(Record excerpts begins)

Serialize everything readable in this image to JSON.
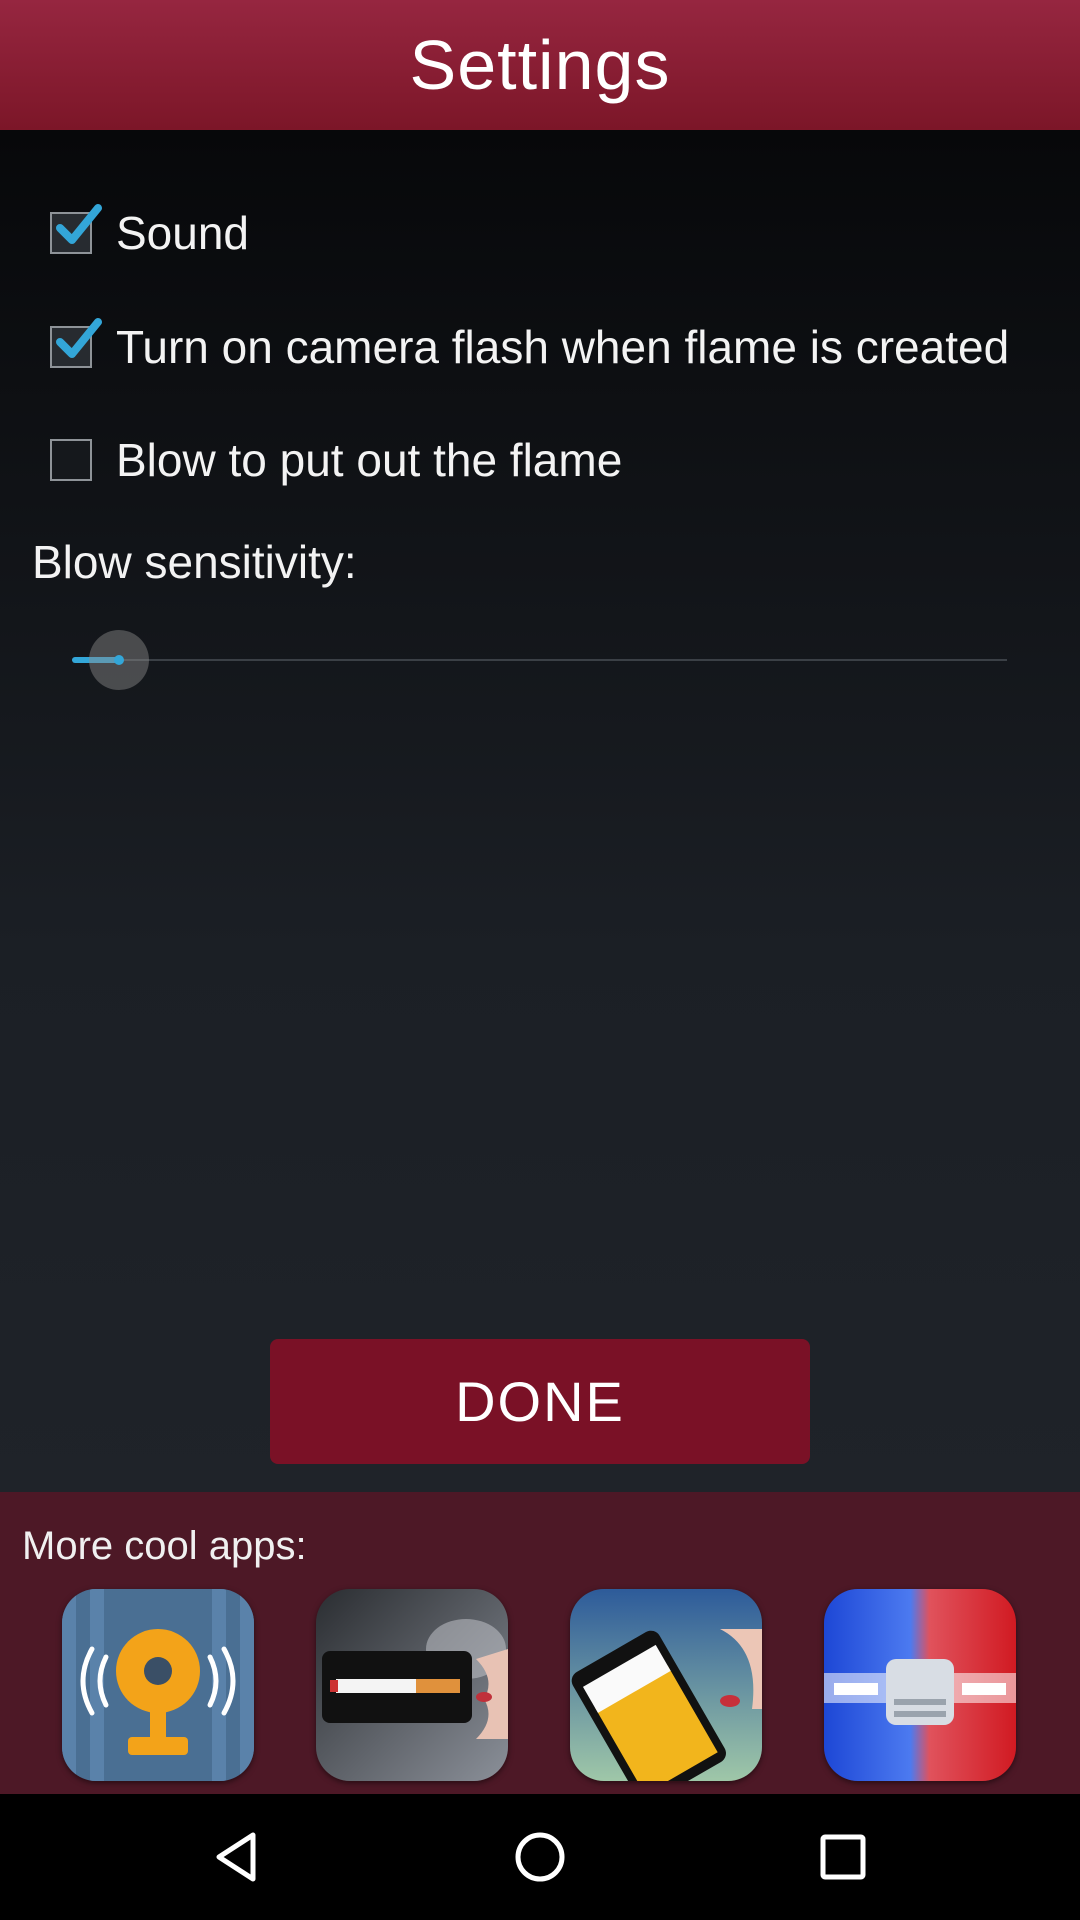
{
  "header": {
    "title": "Settings"
  },
  "options": [
    {
      "label": "Sound",
      "checked": true
    },
    {
      "label": "Turn on camera flash when flame is created",
      "checked": true
    },
    {
      "label": "Blow to put out the flame",
      "checked": false
    }
  ],
  "sensitivity": {
    "label": "Blow sensitivity:",
    "value_fraction": 0.05
  },
  "done_button": {
    "label": "DONE"
  },
  "promo": {
    "label": "More cool apps:",
    "apps": [
      {
        "icon": "alarm-bell-app-icon"
      },
      {
        "icon": "cigarette-app-icon"
      },
      {
        "icon": "beer-app-icon"
      },
      {
        "icon": "police-siren-app-icon"
      }
    ]
  },
  "navbar": {
    "back_icon": "back-triangle-icon",
    "home_icon": "home-circle-icon",
    "recents_icon": "recents-square-icon"
  },
  "colors": {
    "header": "#8a1f36",
    "accent": "#33a6d8",
    "button": "#7a1126",
    "promo_bg": "#4d1826"
  }
}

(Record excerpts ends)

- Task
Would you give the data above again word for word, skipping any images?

- Task answer
Serialize everything readable in this image to JSON.
{
  "header": {
    "title": "Settings"
  },
  "options": [
    {
      "label": "Sound",
      "checked": true
    },
    {
      "label": "Turn on camera flash when flame is created",
      "checked": true
    },
    {
      "label": "Blow to put out the flame",
      "checked": false
    }
  ],
  "sensitivity": {
    "label": "Blow sensitivity:",
    "value_fraction": 0.05
  },
  "done_button": {
    "label": "DONE"
  },
  "promo": {
    "label": "More cool apps:",
    "apps": [
      {
        "icon": "alarm-bell-app-icon"
      },
      {
        "icon": "cigarette-app-icon"
      },
      {
        "icon": "beer-app-icon"
      },
      {
        "icon": "police-siren-app-icon"
      }
    ]
  },
  "navbar": {
    "back_icon": "back-triangle-icon",
    "home_icon": "home-circle-icon",
    "recents_icon": "recents-square-icon"
  },
  "colors": {
    "header": "#8a1f36",
    "accent": "#33a6d8",
    "button": "#7a1126",
    "promo_bg": "#4d1826"
  }
}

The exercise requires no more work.